Laura: The wiggling communicator

rhi_3

Laura graduated with an MGeol in Geology and worked as an Environmental Consultant before returning to academia to complete a PhD in Geomagnetism. While completing her PhD, Laura began blogging about geosciences and her research and developed a passion for science communication and social media. Upon completion of her PhD, Laura gained employment at the European Geosciences Union as the Communications Officer, and is now responsible for managing and developing content for the EGU blogs, social media accounts, online forums and Early Career Researcher activities. Laura is a perfect example of how to use your interests, skills and passions to create new opportunities.

Kate: the chaotic accumulator

Kate is a chaotic accumulator, and I mean that in the best possible way. Kate is someone who tries everything and has developed a portfolio of transferable skills and interests from each experience.  Although slightly chaotic to the untrained eye, there are underlying themes in the figure above: Geography, Textiles and Education. Each job or qualification has built on one or more of those themes and in her current job as a university lecturer in Human Geography, Kate uses all three themes in her modules. There is an additional theme that does not show up on the figure: Language.

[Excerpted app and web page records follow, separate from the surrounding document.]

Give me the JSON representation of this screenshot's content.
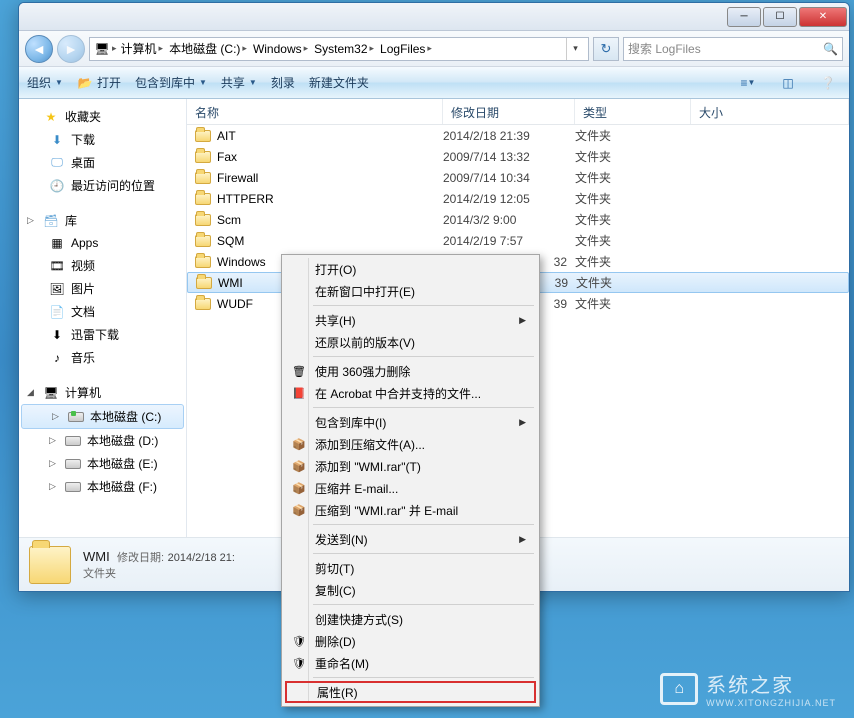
{
  "window_controls": {
    "min": "─",
    "max": "☐",
    "close": "✕"
  },
  "breadcrumb": {
    "root_icon": "computer-icon",
    "items": [
      "计算机",
      "本地磁盘 (C:)",
      "Windows",
      "System32",
      "LogFiles"
    ]
  },
  "search": {
    "placeholder": "搜索 LogFiles"
  },
  "toolbar": {
    "organize": "组织",
    "open": "打开",
    "include": "包含到库中",
    "share": "共享",
    "burn": "刻录",
    "newfolder": "新建文件夹"
  },
  "sidebar": {
    "favorites": {
      "label": "收藏夹",
      "items": [
        {
          "label": "下载",
          "icon": "download-icon"
        },
        {
          "label": "桌面",
          "icon": "desktop-icon"
        },
        {
          "label": "最近访问的位置",
          "icon": "recent-icon"
        }
      ]
    },
    "libraries": {
      "label": "库",
      "items": [
        {
          "label": "Apps",
          "icon": "apps-icon"
        },
        {
          "label": "视频",
          "icon": "video-icon"
        },
        {
          "label": "图片",
          "icon": "pictures-icon"
        },
        {
          "label": "文档",
          "icon": "documents-icon"
        },
        {
          "label": "迅雷下载",
          "icon": "xunlei-icon"
        },
        {
          "label": "音乐",
          "icon": "music-icon"
        }
      ]
    },
    "computer": {
      "label": "计算机",
      "items": [
        {
          "label": "本地磁盘 (C:)",
          "icon": "drive-sys-icon",
          "selected": true
        },
        {
          "label": "本地磁盘 (D:)",
          "icon": "drive-icon"
        },
        {
          "label": "本地磁盘 (E:)",
          "icon": "drive-icon"
        },
        {
          "label": "本地磁盘 (F:)",
          "icon": "drive-icon"
        }
      ]
    }
  },
  "columns": {
    "name": "名称",
    "date": "修改日期",
    "type": "类型",
    "size": "大小"
  },
  "files": [
    {
      "name": "AIT",
      "date": "2014/2/18 21:39",
      "type": "文件夹"
    },
    {
      "name": "Fax",
      "date": "2009/7/14 13:32",
      "type": "文件夹"
    },
    {
      "name": "Firewall",
      "date": "2009/7/14 10:34",
      "type": "文件夹"
    },
    {
      "name": "HTTPERR",
      "date": "2014/2/19 12:05",
      "type": "文件夹"
    },
    {
      "name": "Scm",
      "date": "2014/3/2 9:00",
      "type": "文件夹"
    },
    {
      "name": "SQM",
      "date": "2014/2/19 7:57",
      "type": "文件夹"
    },
    {
      "name": "Windows",
      "date_partial": "32",
      "type": "文件夹"
    },
    {
      "name": "WMI",
      "date_partial": "39",
      "type": "文件夹",
      "selected": true
    },
    {
      "name": "WUDF",
      "date_partial": "39",
      "type": "文件夹"
    }
  ],
  "details": {
    "name": "WMI",
    "date_label": "修改日期:",
    "date_value": "2014/2/18 21:",
    "type": "文件夹"
  },
  "context_menu": [
    {
      "label": "打开(O)",
      "type": "item"
    },
    {
      "label": "在新窗口中打开(E)",
      "type": "item"
    },
    {
      "type": "sep"
    },
    {
      "label": "共享(H)",
      "type": "sub"
    },
    {
      "label": "还原以前的版本(V)",
      "type": "item"
    },
    {
      "type": "sep"
    },
    {
      "label": "使用 360强力删除",
      "type": "item",
      "icon": "trash-icon"
    },
    {
      "label": "在 Acrobat 中合并支持的文件...",
      "type": "item",
      "icon": "acrobat-icon"
    },
    {
      "type": "sep"
    },
    {
      "label": "包含到库中(I)",
      "type": "sub"
    },
    {
      "label": "添加到压缩文件(A)...",
      "type": "item",
      "icon": "rar-icon"
    },
    {
      "label": "添加到 \"WMI.rar\"(T)",
      "type": "item",
      "icon": "rar-icon"
    },
    {
      "label": "压缩并 E-mail...",
      "type": "item",
      "icon": "rar-icon"
    },
    {
      "label": "压缩到 \"WMI.rar\" 并 E-mail",
      "type": "item",
      "icon": "rar-icon"
    },
    {
      "type": "sep"
    },
    {
      "label": "发送到(N)",
      "type": "sub"
    },
    {
      "type": "sep"
    },
    {
      "label": "剪切(T)",
      "type": "item"
    },
    {
      "label": "复制(C)",
      "type": "item"
    },
    {
      "type": "sep"
    },
    {
      "label": "创建快捷方式(S)",
      "type": "item"
    },
    {
      "label": "删除(D)",
      "type": "item",
      "icon": "shield-icon"
    },
    {
      "label": "重命名(M)",
      "type": "item",
      "icon": "shield-icon"
    },
    {
      "type": "sep"
    },
    {
      "label": "属性(R)",
      "type": "item",
      "highlight": true
    }
  ],
  "watermark": {
    "brand": "系统之家",
    "url": "WWW.XITONGZHIJIA.NET"
  }
}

Kate is a fluent Welsh speaker and in each position or qualification, the Welsh language has been central from museums to coaching to teaching to lecturing.rhi_4

And so in my future discussions with applicants and their parents, I will introduce the idea of straight lines, wiggles and all out chaos (although perhaps not in those exact words). I will explain that an undergraduate degree will train and prepare them, but that we should all be open to new opportunities and new experiences.

And as life becomes more complicated once again – the down turn in the oil industry, the impact of the UK leaving the EU, an overly qualified labour market – it’s becoming more important than ever for us all to adapt, to think outside the box, to wiggle.

By Rhian Meara, Geology & Geography Lecturer at Swansea University.

Follow

Get every new post on this blog delivered to your Inbox.

Join other followers: